This has been submitted by Greenaway Scott
When Theresa May formally triggered Britain’s exit from the European Union it left many businesses reconsidering their presence on the European stage. Thousands of companies rely on their ability to import or export across Europe, which allows them access to the flourishing international market and enables them to develop their brand’s global presence exponentially. As such, many will currently be reassessing their next move post-Brexit.
May will no undoubtedly look towards the option of expanding and opening a satellite or new office in Europe. Opening a new office can be a daunting prospect, even when it is UK-based, so the idea of launching overseas can be even more so. Currently, as an EU citizen you are entitled to setting up a business in any European country, or a branch of an existing UK firm, which is registered in at least one EU country.
Those considering an international move can seek professional legal advice to make this cross-border transition as smooth as possible. As a leading business advisory firm, specialising in cross-border work, we are well-versed in supporting companies through this transitionary period.
There are several options available to UK businesses looking to set up overseas, these include setting up a European Company, which provides more mobility in the single market, and provides ease when running a business across more than one EU country. Our legal experts will be able to assist you in making this decision and what option is best suited to your business’s needs.
Firstly, before choosing an office location, ensure you set out the requirements of your business. This could then help to pin point which location is best for your business’ needs.
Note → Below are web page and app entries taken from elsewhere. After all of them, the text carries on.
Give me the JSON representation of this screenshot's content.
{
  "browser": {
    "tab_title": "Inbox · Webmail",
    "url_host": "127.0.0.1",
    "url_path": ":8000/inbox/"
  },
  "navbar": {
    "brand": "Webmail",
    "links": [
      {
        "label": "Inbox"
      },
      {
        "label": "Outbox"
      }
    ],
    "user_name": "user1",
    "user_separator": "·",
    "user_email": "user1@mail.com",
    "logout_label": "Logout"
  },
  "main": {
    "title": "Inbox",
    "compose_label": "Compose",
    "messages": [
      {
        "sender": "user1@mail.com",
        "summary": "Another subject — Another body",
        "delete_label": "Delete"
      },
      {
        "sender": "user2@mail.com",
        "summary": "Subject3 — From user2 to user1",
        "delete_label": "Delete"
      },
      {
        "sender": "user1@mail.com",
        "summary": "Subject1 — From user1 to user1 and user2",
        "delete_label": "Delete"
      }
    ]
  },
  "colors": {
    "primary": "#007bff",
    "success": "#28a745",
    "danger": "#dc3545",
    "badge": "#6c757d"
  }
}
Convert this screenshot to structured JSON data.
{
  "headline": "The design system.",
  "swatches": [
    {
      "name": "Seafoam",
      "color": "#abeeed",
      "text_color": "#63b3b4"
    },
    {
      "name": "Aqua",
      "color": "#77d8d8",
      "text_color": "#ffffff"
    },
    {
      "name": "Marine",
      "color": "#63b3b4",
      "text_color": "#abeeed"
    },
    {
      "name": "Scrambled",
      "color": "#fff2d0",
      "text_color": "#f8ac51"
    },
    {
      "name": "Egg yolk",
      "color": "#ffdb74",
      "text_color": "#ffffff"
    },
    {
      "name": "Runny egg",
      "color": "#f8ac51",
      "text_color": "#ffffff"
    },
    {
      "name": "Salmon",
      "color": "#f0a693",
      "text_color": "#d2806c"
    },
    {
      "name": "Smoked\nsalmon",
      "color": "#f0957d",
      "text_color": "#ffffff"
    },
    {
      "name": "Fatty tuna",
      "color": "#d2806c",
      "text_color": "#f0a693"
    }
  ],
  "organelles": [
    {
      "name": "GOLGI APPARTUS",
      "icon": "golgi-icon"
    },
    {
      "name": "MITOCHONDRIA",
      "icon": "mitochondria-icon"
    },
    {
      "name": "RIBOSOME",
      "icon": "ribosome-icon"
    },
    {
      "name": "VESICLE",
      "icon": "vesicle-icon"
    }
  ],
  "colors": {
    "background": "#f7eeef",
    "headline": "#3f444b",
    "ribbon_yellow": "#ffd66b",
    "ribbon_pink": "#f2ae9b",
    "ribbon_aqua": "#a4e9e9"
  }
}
With over 50 European countries to select from, each of which has its individual set of registration rules, VAT rates, languages, sales tax, this could help to narrow the field when it comes to setting up and where.
While a lower VAT or tax rate could be attractive for some businesses looking to expand, thorough research on that country’s other business criteria, such as local legislation, is essential to ensure there are no potential long-term complications or drawbacks.
The time setting up may take should also be discussed as this can vary from less than one week to three months depending on the location.
Austria, for example is ranked as 21st across the world in all aspects of doing business, however it could potentially take up to three months to establish an office there.
A 2015 study shows that many European countries have adopted major reforms since May 2011 aimed at streamlining business creation procedures and bringing the overall time needed to obtain licences and permits to a minimum of three months.
The other element which is integral to research is the local market. Research whether there is demand for your services in that area and if there is likely to be significant competition for business. Is there an ample customer base? And are suppliers and shipping requirements convenient? Working out which countries are better suited to these criteria could help to evaluate whether this is the right location and the likelihood of success within that location.
For more information on setting up a business overseas and national contact points visit http://ec.europa.eu/internal_market/eu-go/index_en.htm